Print out the data below in full and exactly, skipping the pictures.

*****

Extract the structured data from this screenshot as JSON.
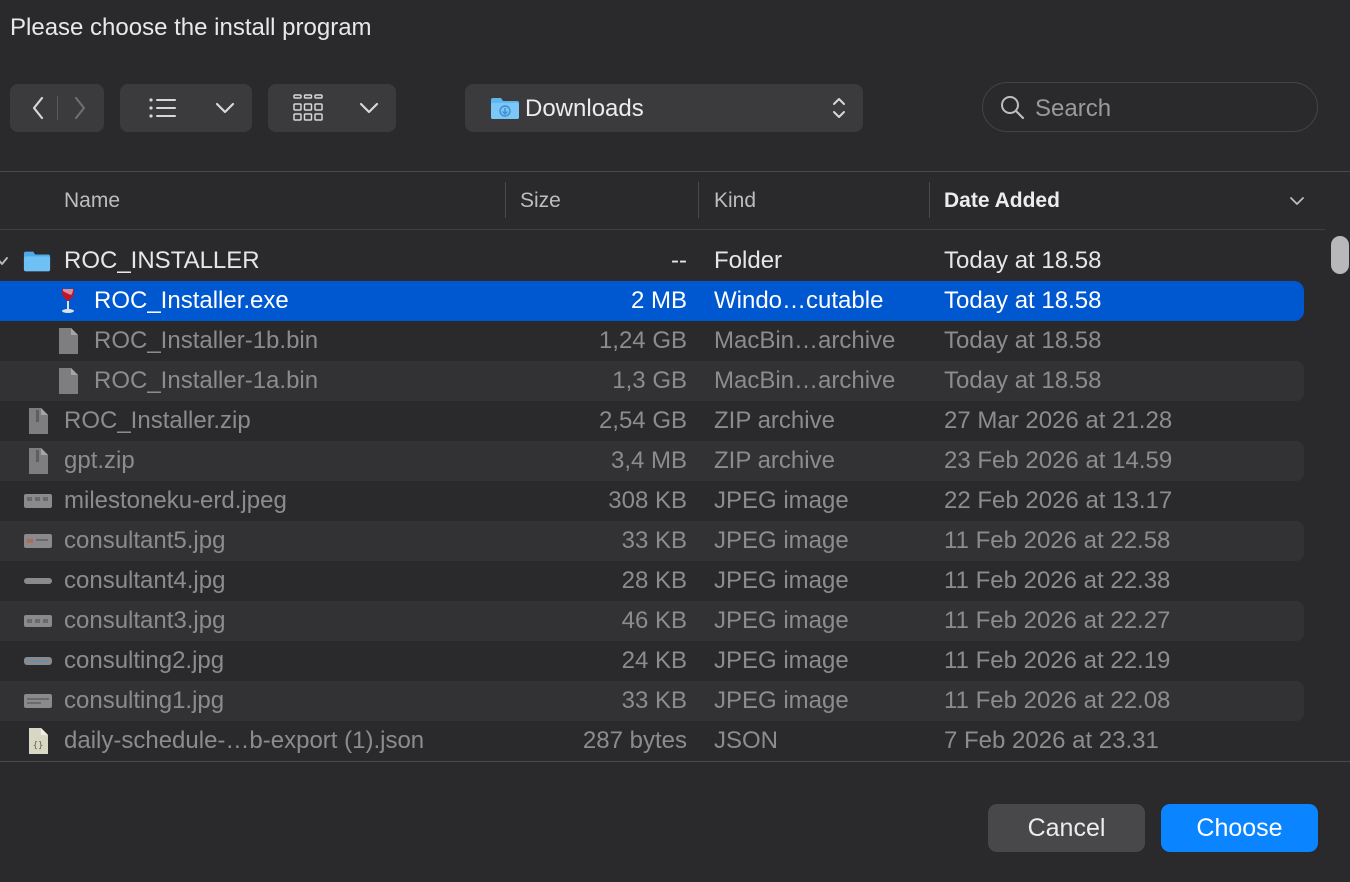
{
  "dialog": {
    "title": "Please choose the install program"
  },
  "toolbar": {
    "location": "Downloads",
    "search_placeholder": "Search"
  },
  "columns": {
    "name": "Name",
    "size": "Size",
    "kind": "Kind",
    "date_added": "Date Added"
  },
  "rows": [
    {
      "name": "ROC_INSTALLER",
      "size": "--",
      "kind": "Folder",
      "date": "Today at 18.58",
      "icon": "folder-icon"
    },
    {
      "name": "ROC_Installer.exe",
      "size": "2 MB",
      "kind": "Windo…cutable",
      "date": "Today at 18.58",
      "icon": "wine-icon"
    },
    {
      "name": "ROC_Installer-1b.bin",
      "size": "1,24 GB",
      "kind": "MacBin…archive",
      "date": "Today at 18.58",
      "icon": "document-icon"
    },
    {
      "name": "ROC_Installer-1a.bin",
      "size": "1,3 GB",
      "kind": "MacBin…archive",
      "date": "Today at 18.58",
      "icon": "document-icon"
    },
    {
      "name": "ROC_Installer.zip",
      "size": "2,54 GB",
      "kind": "ZIP archive",
      "date": "27 Mar 2026 at 21.28",
      "icon": "zip-icon"
    },
    {
      "name": "gpt.zip",
      "size": "3,4 MB",
      "kind": "ZIP archive",
      "date": "23 Feb 2026 at 14.59",
      "icon": "zip-icon"
    },
    {
      "name": "milestoneku-erd.jpeg",
      "size": "308 KB",
      "kind": "JPEG image",
      "date": "22 Feb 2026 at 13.17",
      "icon": "image-thumbnail-icon"
    },
    {
      "name": "consultant5.jpg",
      "size": "33 KB",
      "kind": "JPEG image",
      "date": "11 Feb 2026 at 22.58",
      "icon": "image-thumbnail-icon"
    },
    {
      "name": "consultant4.jpg",
      "size": "28 KB",
      "kind": "JPEG image",
      "date": "11 Feb 2026 at 22.38",
      "icon": "image-thumbnail-icon"
    },
    {
      "name": "consultant3.jpg",
      "size": "46 KB",
      "kind": "JPEG image",
      "date": "11 Feb 2026 at 22.27",
      "icon": "image-thumbnail-icon"
    },
    {
      "name": "consulting2.jpg",
      "size": "24 KB",
      "kind": "JPEG image",
      "date": "11 Feb 2026 at 22.19",
      "icon": "image-thumbnail-icon"
    },
    {
      "name": "consulting1.jpg",
      "size": "33 KB",
      "kind": "JPEG image",
      "date": "11 Feb 2026 at 22.08",
      "icon": "image-thumbnail-icon"
    },
    {
      "name": "daily-schedule-…b-export (1).json",
      "size": "287 bytes",
      "kind": "JSON",
      "date": "7 Feb 2026 at 23.31",
      "icon": "json-file-icon"
    }
  ],
  "buttons": {
    "cancel": "Cancel",
    "choose": "Choose"
  },
  "colors": {
    "selection": "#0058d0",
    "primary_button": "#0a84ff",
    "background": "#2a2a2c"
  }
}
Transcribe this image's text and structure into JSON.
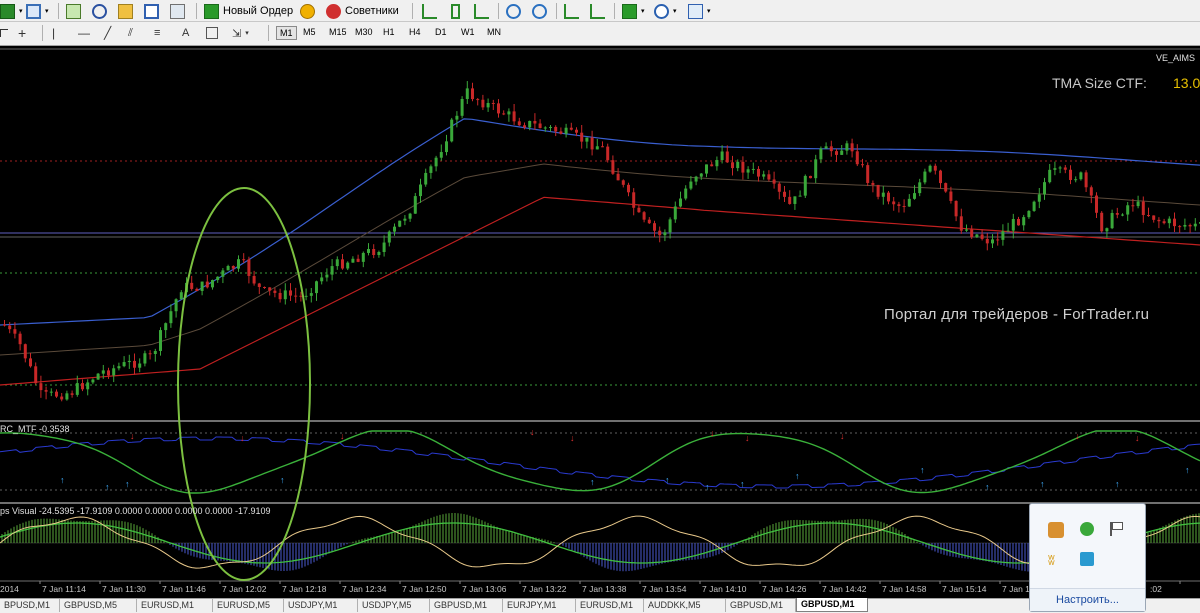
{
  "toolbar": {
    "new_order_label": "Новый Ордер",
    "advisors_label": "Советники",
    "text_tool_label": "A",
    "timeframes": [
      "M1",
      "M5",
      "M15",
      "M30",
      "H1",
      "H4",
      "D1",
      "W1",
      "MN"
    ],
    "active_timeframe": "M1"
  },
  "chart": {
    "indicator_name": "VE_AIMS",
    "tma_label": "TMA Size CTF:",
    "tma_value": "13.0",
    "watermark": "Портал для трейдеров - ForTrader.ru",
    "sub1_label": "RC_MTF -0.3538",
    "sub2_label": "ps Visual -24.5395 -17.9109 0.0000 0.0000 0.0000 0.0000 -17.9109",
    "time_labels": [
      "2014",
      "7 Jan 11:14",
      "7 Jan 11:30",
      "7 Jan 11:46",
      "7 Jan 12:02",
      "7 Jan 12:18",
      "7 Jan 12:34",
      "7 Jan 12:50",
      "7 Jan 13:06",
      "7 Jan 13:22",
      "7 Jan 13:38",
      "7 Jan 13:54",
      "7 Jan 14:10",
      "7 Jan 14:26",
      "7 Jan 14:42",
      "7 Jan 14:58",
      "7 Jan 15:14",
      "7 Jan 1",
      ":02"
    ],
    "colors": {
      "bull": "#3aa83a",
      "bear": "#c82828",
      "tma_upper": "#3a5fd0",
      "tma_lower": "#c02020",
      "highlight_ellipse": "#7cc040",
      "label_yellow": "#e8c000"
    }
  },
  "tabs": [
    "BPUSD,M1",
    "GBPUSD,M5",
    "EURUSD,M1",
    "EURUSD,M5",
    "USDJPY,M1",
    "USDJPY,M5",
    "GBPUSD,M1",
    "EURJPY,M1",
    "EURUSD,M1",
    "AUDDKK,M5",
    "GBPUSD,M1",
    "GBPUSD,M1"
  ],
  "active_tab_index": 11,
  "tray": {
    "customize_link": "Настроить..."
  }
}
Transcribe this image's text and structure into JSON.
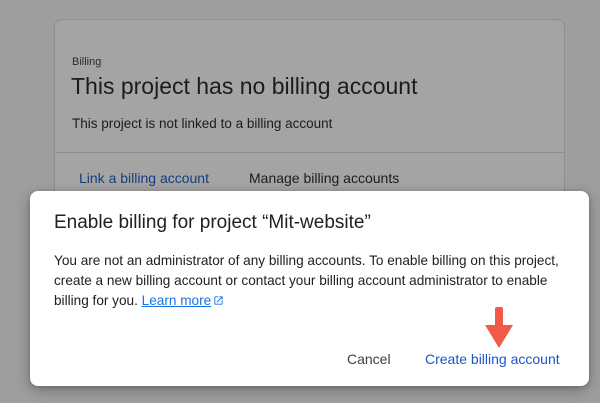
{
  "card": {
    "eyebrow": "Billing",
    "title": "This project has no billing account",
    "description": "This project is not linked to a billing account",
    "link_billing_label": "Link a billing account",
    "manage_billing_label": "Manage billing accounts"
  },
  "dialog": {
    "title": "Enable billing for project “Mit-website”",
    "body": "You are not an administrator of any billing accounts. To enable billing on this project, create a new billing account or contact your billing account administrator to enable billing for you.",
    "learn_more_label": "Learn more",
    "cancel_label": "Cancel",
    "create_label": "Create billing account"
  },
  "icons": {
    "external_link": "open-in-new-icon",
    "pointer": "arrow-down-icon"
  },
  "colors": {
    "overlay": "#9e9e9e",
    "link": "#1a73e8",
    "primary_button": "#1a56c9",
    "arrow": "#f05a47"
  }
}
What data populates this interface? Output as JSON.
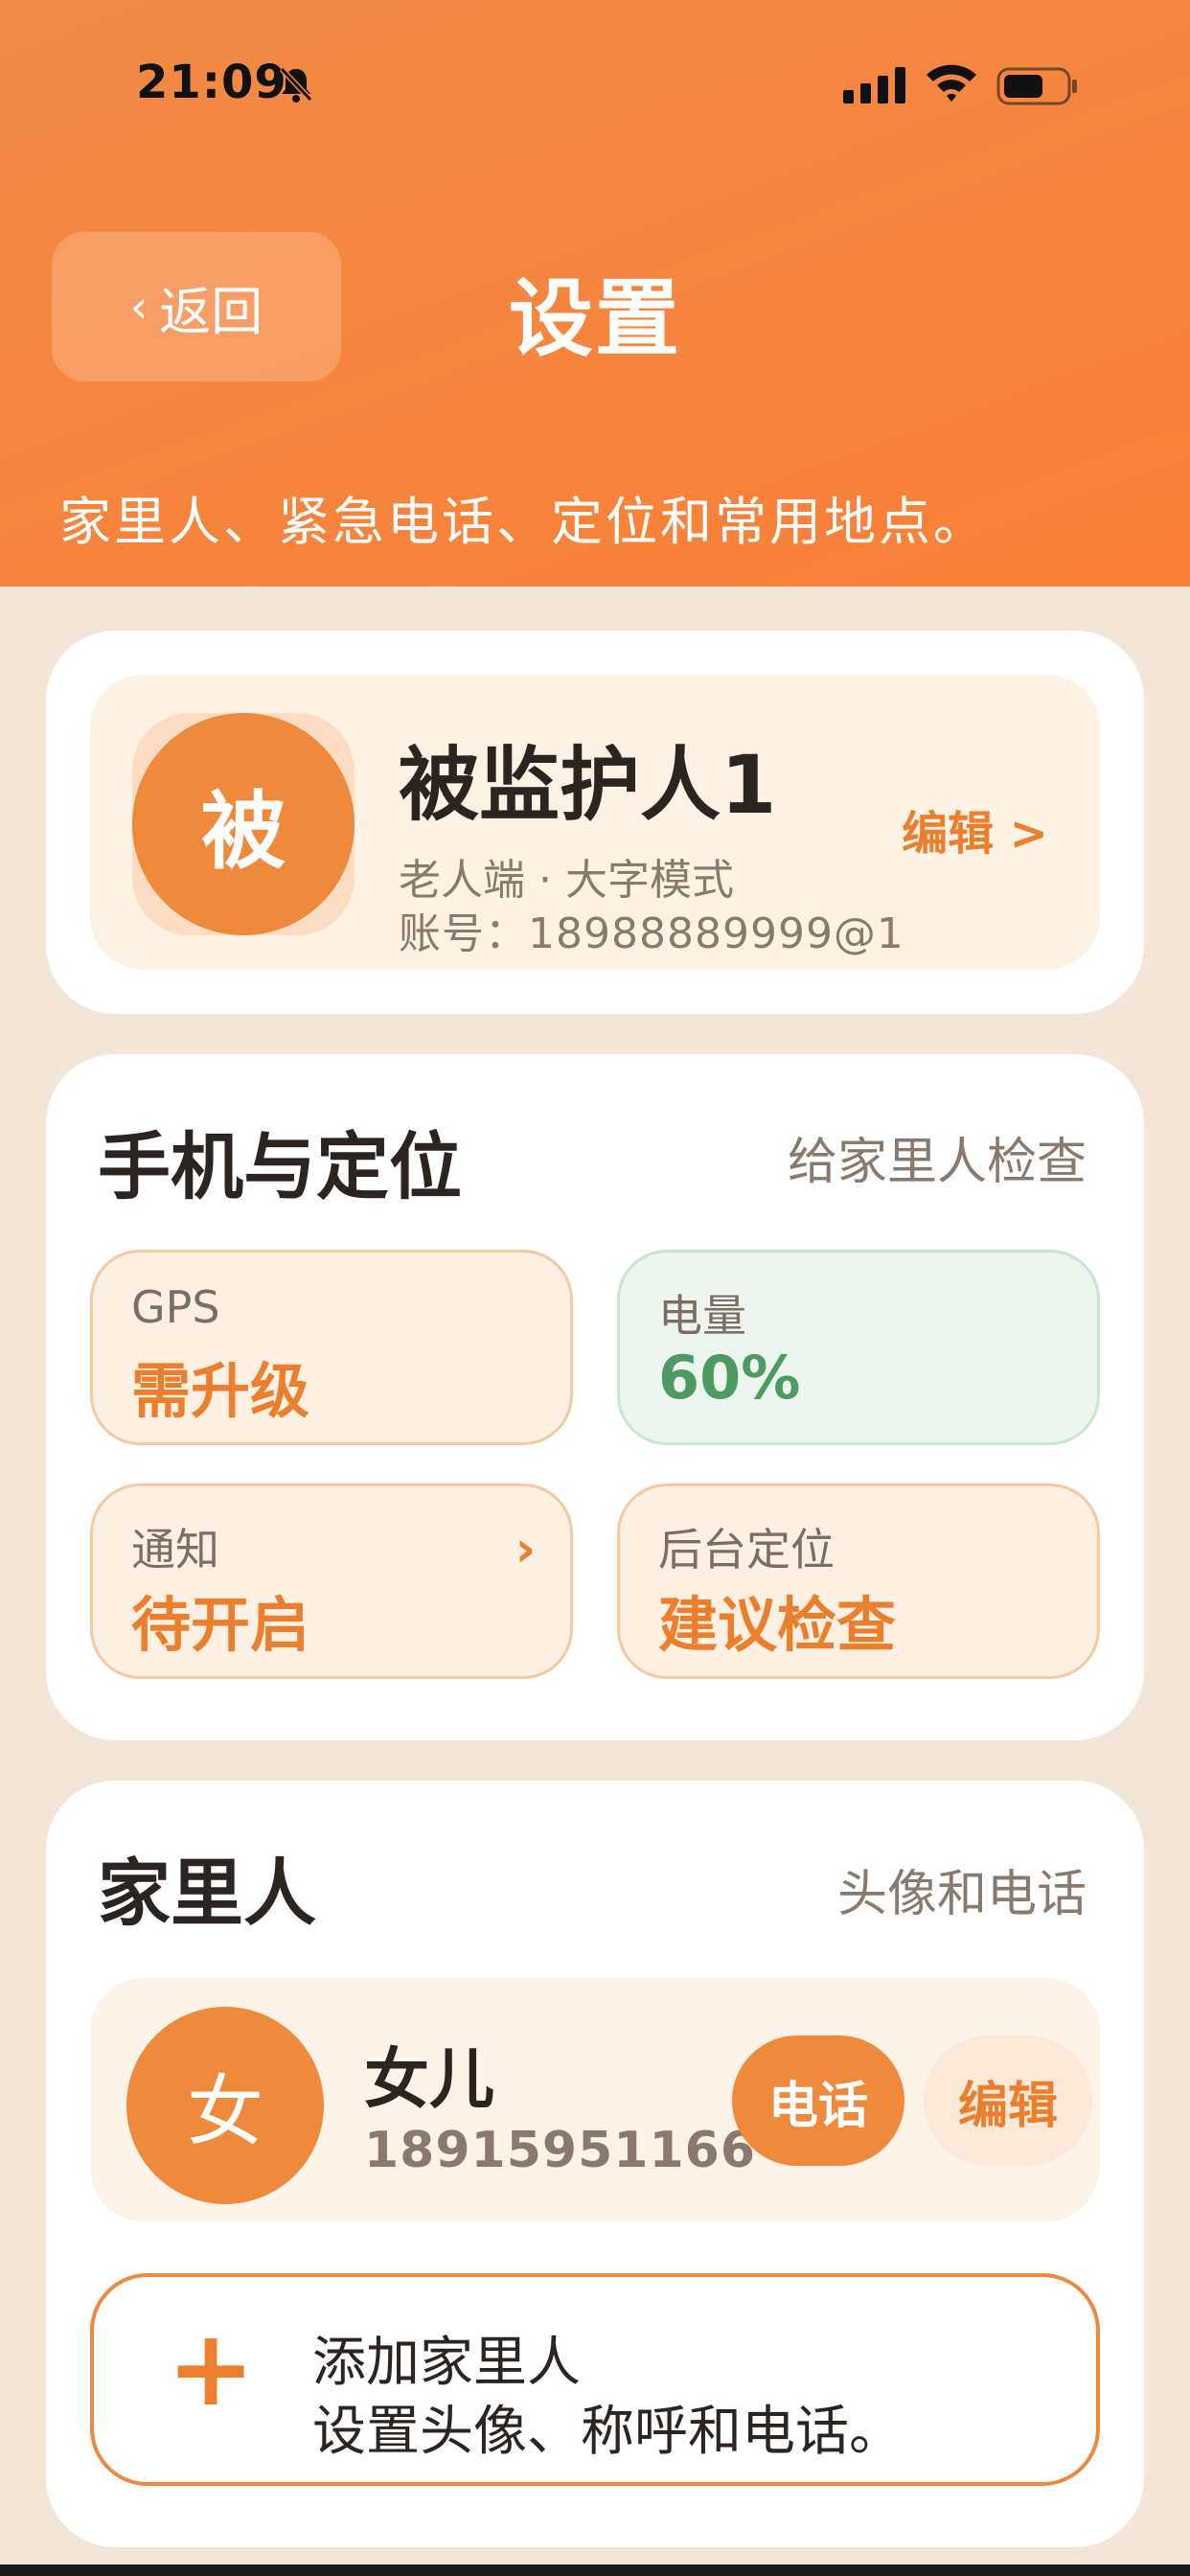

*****

• [ANSWER FOR THE TASK]:
Extract the structured data from this screenshot as JSON.
{
  "dialog": {
    "title": "Please choose the install program"
  },
  "toolbar": {
    "location": "Downloads",
    "search_placeholder": "Search"
  },
  "columns": {
    "name": "Name",
    "size": "Size",
    "kind": "Kind",
    "date_added": "Date Added"
  },
  "rows": [
    {
      "name": "ROC_INSTALLER",
      "size": "--",
      "kind": "Folder",
      "date": "Today at 18.58",
      "icon": "folder-icon"
    },
    {
      "name": "ROC_Installer.exe",
      "size": "2 MB",
      "kind": "Windo…cutable",
      "date": "Today at 18.58",
      "icon": "wine-icon"
    },
    {
      "name": "ROC_Installer-1b.bin",
      "size": "1,24 GB",
      "kind": "MacBin…archive",
      "date": "Today at 18.58",
      "icon": "document-icon"
    },
    {
      "name": "ROC_Installer-1a.bin",
      "size": "1,3 GB",
      "kind": "MacBin…archive",
      "date": "Today at 18.58",
      "icon": "document-icon"
    },
    {
      "name": "ROC_Installer.zip",
      "size": "2,54 GB",
      "kind": "ZIP archive",
      "date": "27 Mar 2026 at 21.28",
      "icon": "zip-icon"
    },
    {
      "name": "gpt.zip",
      "size": "3,4 MB",
      "kind": "ZIP archive",
      "date": "23 Feb 2026 at 14.59",
      "icon": "zip-icon"
    },
    {
      "name": "milestoneku-erd.jpeg",
      "size": "308 KB",
      "kind": "JPEG image",
      "date": "22 Feb 2026 at 13.17",
      "icon": "image-thumbnail-icon"
    },
    {
      "name": "consultant5.jpg",
      "size": "33 KB",
      "kind": "JPEG image",
      "date": "11 Feb 2026 at 22.58",
      "icon": "image-thumbnail-icon"
    },
    {
      "name": "consultant4.jpg",
      "size": "28 KB",
      "kind": "JPEG image",
      "date": "11 Feb 2026 at 22.38",
      "icon": "image-thumbnail-icon"
    },
    {
      "name": "consultant3.jpg",
      "size": "46 KB",
      "kind": "JPEG image",
      "date": "11 Feb 2026 at 22.27",
      "icon": "image-thumbnail-icon"
    },
    {
      "name": "consulting2.jpg",
      "size": "24 KB",
      "kind": "JPEG image",
      "date": "11 Feb 2026 at 22.19",
      "icon": "image-thumbnail-icon"
    },
    {
      "name": "consulting1.jpg",
      "size": "33 KB",
      "kind": "JPEG image",
      "date": "11 Feb 2026 at 22.08",
      "icon": "image-thumbnail-icon"
    },
    {
      "name": "daily-schedule-…b-export (1).json",
      "size": "287 bytes",
      "kind": "JSON",
      "date": "7 Feb 2026 at 23.31",
      "icon": "json-file-icon"
    }
  ],
  "buttons": {
    "cancel": "Cancel",
    "choose": "Choose"
  },
  "colors": {
    "selection": "#0058d0",
    "primary_button": "#0a84ff",
    "background": "#2a2a2c"
  }
}
Transcribe this image's text and structure into JSON.
{
  "toolbar": {
    "new_order_label": "Новый Ордер",
    "advisors_label": "Советники",
    "text_tool_label": "A",
    "timeframes": [
      "M1",
      "M5",
      "M15",
      "M30",
      "H1",
      "H4",
      "D1",
      "W1",
      "MN"
    ],
    "active_timeframe": "M1"
  },
  "chart": {
    "indicator_name": "VE_AIMS",
    "tma_label": "TMA Size CTF:",
    "tma_value": "13.0",
    "watermark": "Портал для трейдеров - ForTrader.ru",
    "sub1_label": "RC_MTF -0.3538",
    "sub2_label": "ps Visual -24.5395 -17.9109 0.0000 0.0000 0.0000 0.0000 -17.9109",
    "time_labels": [
      "2014",
      "7 Jan 11:14",
      "7 Jan 11:30",
      "7 Jan 11:46",
      "7 Jan 12:02",
      "7 Jan 12:18",
      "7 Jan 12:34",
      "7 Jan 12:50",
      "7 Jan 13:06",
      "7 Jan 13:22",
      "7 Jan 13:38",
      "7 Jan 13:54",
      "7 Jan 14:10",
      "7 Jan 14:26",
      "7 Jan 14:42",
      "7 Jan 14:58",
      "7 Jan 15:14",
      "7 Jan 1",
      ":02"
    ],
    "colors": {
      "bull": "#3aa83a",
      "bear": "#c82828",
      "tma_upper": "#3a5fd0",
      "tma_lower": "#c02020",
      "highlight_ellipse": "#7cc040",
      "label_yellow": "#e8c000"
    }
  },
  "tabs": [
    "BPUSD,M1",
    "GBPUSD,M5",
    "EURUSD,M1",
    "EURUSD,M5",
    "USDJPY,M1",
    "USDJPY,M5",
    "GBPUSD,M1",
    "EURJPY,M1",
    "EURUSD,M1",
    "AUDDKK,M5",
    "GBPUSD,M1",
    "GBPUSD,M1"
  ],
  "active_tab_index": 11,
  "tray": {
    "customize_link": "Настроить..."
  }
}
Transcribe this image's text and structure into JSON.
{
  "card": {
    "eyebrow": "Billing",
    "title": "This project has no billing account",
    "description": "This project is not linked to a billing account",
    "link_billing_label": "Link a billing account",
    "manage_billing_label": "Manage billing accounts"
  },
  "dialog": {
    "title": "Enable billing for project “Mit-website”",
    "body": "You are not an administrator of any billing accounts. To enable billing on this project, create a new billing account or contact your billing account administrator to enable billing for you.",
    "learn_more_label": "Learn more",
    "cancel_label": "Cancel",
    "create_label": "Create billing account"
  },
  "icons": {
    "external_link": "open-in-new-icon",
    "pointer": "arrow-down-icon"
  },
  "colors": {
    "overlay": "#9e9e9e",
    "link": "#1a73e8",
    "primary_button": "#1a56c9",
    "arrow": "#f05a47"
  }
}
What data populates this interface? Output as JSON.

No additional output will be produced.